INPUT MATERIAL START
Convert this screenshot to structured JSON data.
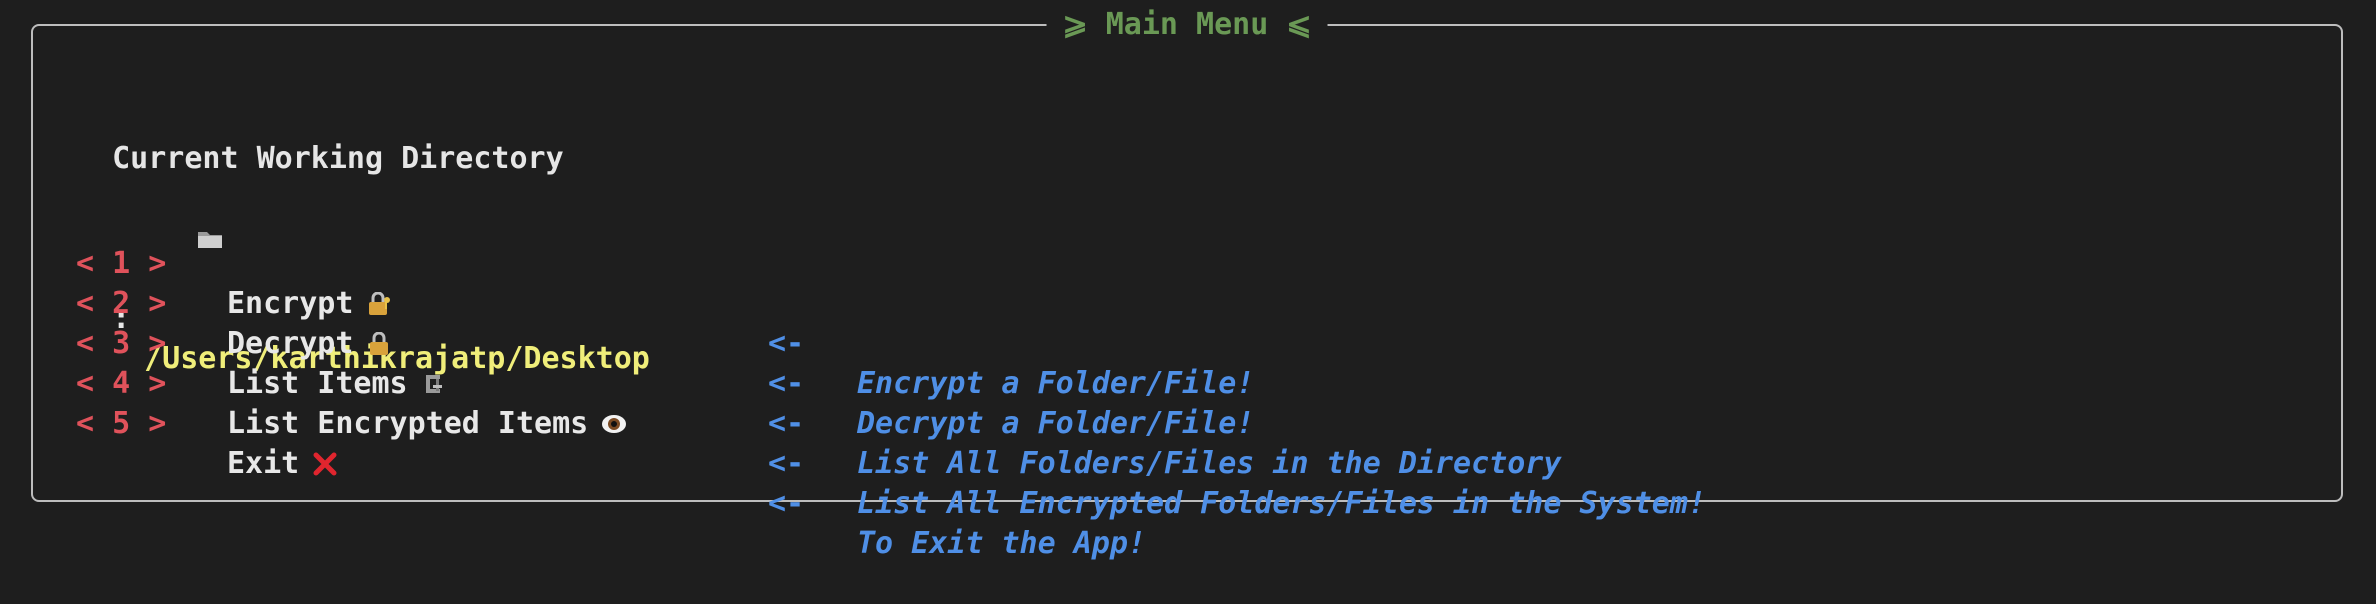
{
  "panel": {
    "title": "⩾ Main Menu ⩽"
  },
  "cwd": {
    "label": "Current Working Directory",
    "separator": ":",
    "path": "/Users/karthikrajatp/Desktop",
    "icon": "folder-icon"
  },
  "menu": {
    "items": [
      {
        "number": "< 1 >",
        "label": "Encrypt",
        "icon": "lock-with-key-icon",
        "arrow": "<-",
        "description": "Encrypt a Folder/File!"
      },
      {
        "number": "< 2 >",
        "label": "Decrypt",
        "icon": "lock-icon",
        "arrow": "<-",
        "description": "Decrypt a Folder/File!"
      },
      {
        "number": "< 3 >",
        "label": "List Items",
        "icon": "clamp-icon",
        "arrow": "<-",
        "description": "List All Folders/Files in the Directory"
      },
      {
        "number": "< 4 >",
        "label": "List Encrypted Items",
        "icon": "eye-icon",
        "arrow": "<-",
        "description": "List All Encrypted Folders/Files in the System!"
      },
      {
        "number": "< 5 >",
        "label": "Exit",
        "icon": "cross-mark-icon",
        "arrow": "<-",
        "description": "To Exit the App!"
      }
    ]
  },
  "colors": {
    "background": "#1e1e1e",
    "border": "#bdbdbd",
    "title": "#6a9955",
    "path": "#f0ee7a",
    "number": "#e0525b",
    "description": "#4f8fe6"
  }
}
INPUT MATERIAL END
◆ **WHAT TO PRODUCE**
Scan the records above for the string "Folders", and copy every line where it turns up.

◆ **PROBLEM SOLUTION**
        "description": "List All Folders/Files in the Directory"
        "description": "List All Encrypted Folders/Files in the System!"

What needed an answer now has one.